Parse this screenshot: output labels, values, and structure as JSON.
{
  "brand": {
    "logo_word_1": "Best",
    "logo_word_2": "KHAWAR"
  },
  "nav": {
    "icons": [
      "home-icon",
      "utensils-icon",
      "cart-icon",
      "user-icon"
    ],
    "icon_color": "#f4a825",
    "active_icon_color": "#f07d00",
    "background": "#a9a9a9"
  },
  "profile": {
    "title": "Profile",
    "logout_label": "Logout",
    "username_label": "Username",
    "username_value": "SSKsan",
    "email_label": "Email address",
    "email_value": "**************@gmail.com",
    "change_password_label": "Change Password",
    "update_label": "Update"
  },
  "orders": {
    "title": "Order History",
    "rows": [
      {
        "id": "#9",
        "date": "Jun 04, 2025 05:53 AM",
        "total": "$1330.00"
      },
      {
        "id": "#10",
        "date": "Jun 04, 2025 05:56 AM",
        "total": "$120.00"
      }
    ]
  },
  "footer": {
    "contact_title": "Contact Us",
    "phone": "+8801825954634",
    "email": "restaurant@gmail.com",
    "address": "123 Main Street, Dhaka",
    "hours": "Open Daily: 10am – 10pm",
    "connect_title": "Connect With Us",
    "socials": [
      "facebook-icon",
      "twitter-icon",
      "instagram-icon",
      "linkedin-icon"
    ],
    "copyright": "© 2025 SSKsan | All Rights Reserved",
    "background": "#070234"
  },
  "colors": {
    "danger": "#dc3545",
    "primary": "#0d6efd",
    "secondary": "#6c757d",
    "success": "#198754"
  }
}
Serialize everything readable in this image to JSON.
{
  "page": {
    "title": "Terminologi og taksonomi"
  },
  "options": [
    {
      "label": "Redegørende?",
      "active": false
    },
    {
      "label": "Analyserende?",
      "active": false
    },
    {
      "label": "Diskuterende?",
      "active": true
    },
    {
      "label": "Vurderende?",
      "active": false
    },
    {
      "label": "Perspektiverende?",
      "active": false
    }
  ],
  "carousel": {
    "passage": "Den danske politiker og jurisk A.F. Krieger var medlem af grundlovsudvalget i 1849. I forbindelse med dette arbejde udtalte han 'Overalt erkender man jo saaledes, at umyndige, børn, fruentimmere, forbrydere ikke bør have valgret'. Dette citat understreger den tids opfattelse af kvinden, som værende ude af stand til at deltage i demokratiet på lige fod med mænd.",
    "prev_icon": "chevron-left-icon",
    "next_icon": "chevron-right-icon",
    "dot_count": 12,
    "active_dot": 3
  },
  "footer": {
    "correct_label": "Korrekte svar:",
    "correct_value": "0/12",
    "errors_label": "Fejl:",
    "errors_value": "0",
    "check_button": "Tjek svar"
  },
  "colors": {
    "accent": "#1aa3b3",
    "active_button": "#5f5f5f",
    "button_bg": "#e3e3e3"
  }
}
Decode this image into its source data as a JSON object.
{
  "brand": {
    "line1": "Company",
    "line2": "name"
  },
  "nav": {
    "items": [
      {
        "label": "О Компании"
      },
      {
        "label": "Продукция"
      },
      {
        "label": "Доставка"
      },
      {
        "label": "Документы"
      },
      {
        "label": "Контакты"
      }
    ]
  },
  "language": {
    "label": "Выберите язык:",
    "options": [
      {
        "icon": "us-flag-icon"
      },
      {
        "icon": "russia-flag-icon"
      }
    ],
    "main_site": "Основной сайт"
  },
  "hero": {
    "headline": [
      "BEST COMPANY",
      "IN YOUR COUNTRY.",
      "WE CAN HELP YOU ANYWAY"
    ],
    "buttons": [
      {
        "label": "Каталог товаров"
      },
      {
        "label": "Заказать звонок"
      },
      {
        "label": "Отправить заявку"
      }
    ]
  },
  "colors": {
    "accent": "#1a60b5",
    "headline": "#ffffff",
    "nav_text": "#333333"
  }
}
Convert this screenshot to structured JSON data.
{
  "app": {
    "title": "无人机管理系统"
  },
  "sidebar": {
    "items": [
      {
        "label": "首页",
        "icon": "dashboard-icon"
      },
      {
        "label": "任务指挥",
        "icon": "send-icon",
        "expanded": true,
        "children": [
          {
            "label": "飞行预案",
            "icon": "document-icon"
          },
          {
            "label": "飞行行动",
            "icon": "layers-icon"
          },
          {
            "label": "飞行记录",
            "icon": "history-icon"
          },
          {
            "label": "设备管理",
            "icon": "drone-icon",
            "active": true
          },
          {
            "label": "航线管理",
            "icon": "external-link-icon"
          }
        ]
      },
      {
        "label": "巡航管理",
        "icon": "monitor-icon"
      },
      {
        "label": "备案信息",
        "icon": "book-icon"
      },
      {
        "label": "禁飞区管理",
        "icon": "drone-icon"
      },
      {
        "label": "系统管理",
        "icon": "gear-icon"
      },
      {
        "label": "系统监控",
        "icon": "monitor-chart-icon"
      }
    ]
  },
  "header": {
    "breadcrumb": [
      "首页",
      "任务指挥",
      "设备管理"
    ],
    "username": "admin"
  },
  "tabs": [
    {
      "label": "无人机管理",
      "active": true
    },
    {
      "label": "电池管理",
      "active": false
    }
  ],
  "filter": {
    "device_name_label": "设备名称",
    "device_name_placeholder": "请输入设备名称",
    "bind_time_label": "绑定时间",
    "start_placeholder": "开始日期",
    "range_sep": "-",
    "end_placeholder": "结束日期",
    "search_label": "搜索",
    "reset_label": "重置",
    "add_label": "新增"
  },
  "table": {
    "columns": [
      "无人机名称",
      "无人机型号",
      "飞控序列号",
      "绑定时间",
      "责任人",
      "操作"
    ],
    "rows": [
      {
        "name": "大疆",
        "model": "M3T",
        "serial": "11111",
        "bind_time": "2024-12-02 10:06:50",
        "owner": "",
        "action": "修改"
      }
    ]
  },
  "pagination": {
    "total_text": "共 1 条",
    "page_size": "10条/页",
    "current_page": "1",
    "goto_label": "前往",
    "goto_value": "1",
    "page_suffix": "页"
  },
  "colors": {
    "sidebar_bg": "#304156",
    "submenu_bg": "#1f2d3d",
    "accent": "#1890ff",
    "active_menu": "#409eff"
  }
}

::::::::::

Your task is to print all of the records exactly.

[RESPONSE TO THE EXERCISE]:
Parse this screenshot: output labels, values, and structure as JSON.
{
  "brand": {
    "logo_word_1": "Best",
    "logo_word_2": "KHAWAR"
  },
  "nav": {
    "icons": [
      "home-icon",
      "utensils-icon",
      "cart-icon",
      "user-icon"
    ],
    "icon_color": "#f4a825",
    "active_icon_color": "#f07d00",
    "background": "#a9a9a9"
  },
  "profile": {
    "title": "Profile",
    "logout_label": "Logout",
    "username_label": "Username",
    "username_value": "SSKsan",
    "email_label": "Email address",
    "email_value": "**************@gmail.com",
    "change_password_label": "Change Password",
    "update_label": "Update"
  },
  "orders": {
    "title": "Order History",
    "rows": [
      {
        "id": "#9",
        "date": "Jun 04, 2025 05:53 AM",
        "total": "$1330.00"
      },
      {
        "id": "#10",
        "date": "Jun 04, 2025 05:56 AM",
        "total": "$120.00"
      }
    ]
  },
  "footer": {
    "contact_title": "Contact Us",
    "phone": "+8801825954634",
    "email": "restaurant@gmail.com",
    "address": "123 Main Street, Dhaka",
    "hours": "Open Daily: 10am – 10pm",
    "connect_title": "Connect With Us",
    "socials": [
      "facebook-icon",
      "twitter-icon",
      "instagram-icon",
      "linkedin-icon"
    ],
    "copyright": "© 2025 SSKsan | All Rights Reserved",
    "background": "#070234"
  },
  "colors": {
    "danger": "#dc3545",
    "primary": "#0d6efd",
    "secondary": "#6c757d",
    "success": "#198754"
  }
}
Serialize everything readable in this image to JSON.
{
  "page": {
    "title": "Terminologi og taksonomi"
  },
  "options": [
    {
      "label": "Redegørende?",
      "active": false
    },
    {
      "label": "Analyserende?",
      "active": false
    },
    {
      "label": "Diskuterende?",
      "active": true
    },
    {
      "label": "Vurderende?",
      "active": false
    },
    {
      "label": "Perspektiverende?",
      "active": false
    }
  ],
  "carousel": {
    "passage": "Den danske politiker og jurisk A.F. Krieger var medlem af grundlovsudvalget i 1849. I forbindelse med dette arbejde udtalte han 'Overalt erkender man jo saaledes, at umyndige, børn, fruentimmere, forbrydere ikke bør have valgret'. Dette citat understreger den tids opfattelse af kvinden, som værende ude af stand til at deltage i demokratiet på lige fod med mænd.",
    "prev_icon": "chevron-left-icon",
    "next_icon": "chevron-right-icon",
    "dot_count": 12,
    "active_dot": 3
  },
  "footer": {
    "correct_label": "Korrekte svar:",
    "correct_value": "0/12",
    "errors_label": "Fejl:",
    "errors_value": "0",
    "check_button": "Tjek svar"
  },
  "colors": {
    "accent": "#1aa3b3",
    "active_button": "#5f5f5f",
    "button_bg": "#e3e3e3"
  }
}
Decode this image into its source data as a JSON object.
{
  "brand": {
    "line1": "Company",
    "line2": "name"
  },
  "nav": {
    "items": [
      {
        "label": "О Компании"
      },
      {
        "label": "Продукция"
      },
      {
        "label": "Доставка"
      },
      {
        "label": "Документы"
      },
      {
        "label": "Контакты"
      }
    ]
  },
  "language": {
    "label": "Выберите язык:",
    "options": [
      {
        "icon": "us-flag-icon"
      },
      {
        "icon": "russia-flag-icon"
      }
    ],
    "main_site": "Основной сайт"
  },
  "hero": {
    "headline": [
      "BEST COMPANY",
      "IN YOUR COUNTRY.",
      "WE CAN HELP YOU ANYWAY"
    ],
    "buttons": [
      {
        "label": "Каталог товаров"
      },
      {
        "label": "Заказать звонок"
      },
      {
        "label": "Отправить заявку"
      }
    ]
  },
  "colors": {
    "accent": "#1a60b5",
    "headline": "#ffffff",
    "nav_text": "#333333"
  }
}
Convert this screenshot to structured JSON data.
{
  "app": {
    "title": "无人机管理系统"
  },
  "sidebar": {
    "items": [
      {
        "label": "首页",
        "icon": "dashboard-icon"
      },
      {
        "label": "任务指挥",
        "icon": "send-icon",
        "expanded": true,
        "children": [
          {
            "label": "飞行预案",
            "icon": "document-icon"
          },
          {
            "label": "飞行行动",
            "icon": "layers-icon"
          },
          {
            "label": "飞行记录",
            "icon": "history-icon"
          },
          {
            "label": "设备管理",
            "icon": "drone-icon",
            "active": true
          },
          {
            "label": "航线管理",
            "icon": "external-link-icon"
          }
        ]
      },
      {
        "label": "巡航管理",
        "icon": "monitor-icon"
      },
      {
        "label": "备案信息",
        "icon": "book-icon"
      },
      {
        "label": "禁飞区管理",
        "icon": "drone-icon"
      },
      {
        "label": "系统管理",
        "icon": "gear-icon"
      },
      {
        "label": "系统监控",
        "icon": "monitor-chart-icon"
      }
    ]
  },
  "header": {
    "breadcrumb": [
      "首页",
      "任务指挥",
      "设备管理"
    ],
    "username": "admin"
  },
  "tabs": [
    {
      "label": "无人机管理",
      "active": true
    },
    {
      "label": "电池管理",
      "active": false
    }
  ],
  "filter": {
    "device_name_label": "设备名称",
    "device_name_placeholder": "请输入设备名称",
    "bind_time_label": "绑定时间",
    "start_placeholder": "开始日期",
    "range_sep": "-",
    "end_placeholder": "结束日期",
    "search_label": "搜索",
    "reset_label": "重置",
    "add_label": "新增"
  },
  "table": {
    "columns": [
      "无人机名称",
      "无人机型号",
      "飞控序列号",
      "绑定时间",
      "责任人",
      "操作"
    ],
    "rows": [
      {
        "name": "大疆",
        "model": "M3T",
        "serial": "11111",
        "bind_time": "2024-12-02 10:06:50",
        "owner": "",
        "action": "修改"
      }
    ]
  },
  "pagination": {
    "total_text": "共 1 条",
    "page_size": "10条/页",
    "current_page": "1",
    "goto_label": "前往",
    "goto_value": "1",
    "page_suffix": "页"
  },
  "colors": {
    "sidebar_bg": "#304156",
    "submenu_bg": "#1f2d3d",
    "accent": "#1890ff",
    "active_menu": "#409eff"
  }
}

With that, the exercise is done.